REQUIREMENT: Please work out how many lines in the data below contain "Alpha", and reply with that number alone.

Dataset rows describing interfaces

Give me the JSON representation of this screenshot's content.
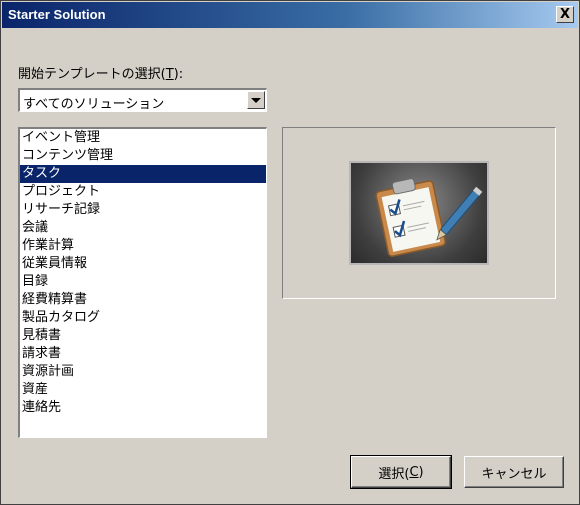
{
  "window": {
    "title": "Starter Solution",
    "close_glyph": "X"
  },
  "template_select": {
    "label_prefix": "開始テンプレートの選択(",
    "label_key": "T",
    "label_suffix": "):",
    "value": "すべてのソリューション"
  },
  "list": {
    "selected_index": 2,
    "items": [
      "イベント管理",
      "コンテンツ管理",
      "タスク",
      "プロジェクト",
      "リサーチ記録",
      "会議",
      "作業計算",
      "従業員情報",
      "目録",
      "経費精算書",
      "製品カタログ",
      "見積書",
      "請求書",
      "資源計画",
      "資産",
      "連絡先"
    ]
  },
  "buttons": {
    "ok_prefix": "選択(",
    "ok_key": "C",
    "ok_suffix": ")",
    "cancel": "キャンセル"
  },
  "icons": {
    "preview": "clipboard-checklist-icon"
  }
}
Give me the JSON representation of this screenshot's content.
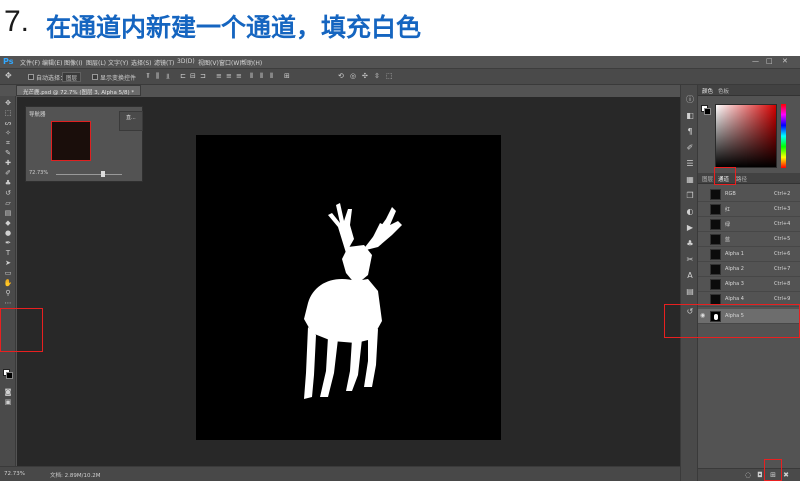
{
  "headline": {
    "step_number": "7.",
    "step_text": "在通道内新建一个通道，填充白色"
  },
  "app": {
    "logo": "Ps",
    "menu": [
      "文件(F)",
      "编辑(E)",
      "图像(I)",
      "图层(L)",
      "文字(Y)",
      "选择(S)",
      "滤镜(T)",
      "3D(D)",
      "视图(V)",
      "窗口(W)",
      "帮助(H)"
    ],
    "window_controls": [
      "—",
      "□",
      "✕"
    ]
  },
  "options_bar": {
    "auto_select_label": "自动选择：",
    "auto_select_value": "图层",
    "show_transform_label": "显示变换控件"
  },
  "document_tab": {
    "title": "光芒鹿.psd @ 72.7% (图层 3, Alpha 5/8) *"
  },
  "navigator": {
    "title": "导航器",
    "zoom": "72.73%",
    "side_label": "直..."
  },
  "status_bar": {
    "zoom": "72.73%",
    "doc_info": "文档: 2.89M/10.2M"
  },
  "right_panel": {
    "top_tabs": [
      "颜色",
      "色板"
    ],
    "mid_tabs": [
      "图层",
      "通道",
      "路径"
    ],
    "active_mid_tab": "通道",
    "channels": [
      {
        "name": "RGB",
        "shortcut": "Ctrl+2",
        "visible": true,
        "selected": false
      },
      {
        "name": "红",
        "shortcut": "Ctrl+3",
        "visible": true,
        "selected": false
      },
      {
        "name": "绿",
        "shortcut": "Ctrl+4",
        "visible": true,
        "selected": false
      },
      {
        "name": "蓝",
        "shortcut": "Ctrl+5",
        "visible": true,
        "selected": false
      },
      {
        "name": "Alpha 1",
        "shortcut": "Ctrl+6",
        "visible": false,
        "selected": false
      },
      {
        "name": "Alpha 2",
        "shortcut": "Ctrl+7",
        "visible": false,
        "selected": false
      },
      {
        "name": "Alpha 3",
        "shortcut": "Ctrl+8",
        "visible": false,
        "selected": false
      },
      {
        "name": "Alpha 4",
        "shortcut": "Ctrl+9",
        "visible": false,
        "selected": false
      },
      {
        "name": "Alpha 5",
        "shortcut": "",
        "visible": true,
        "selected": true
      }
    ]
  },
  "colors": {
    "foreground": "#ffffff",
    "background": "#000000",
    "highlight": "#e82020",
    "accent_blue": "#1565c0"
  }
}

RESPONSE TO THIS EXERCISE: 6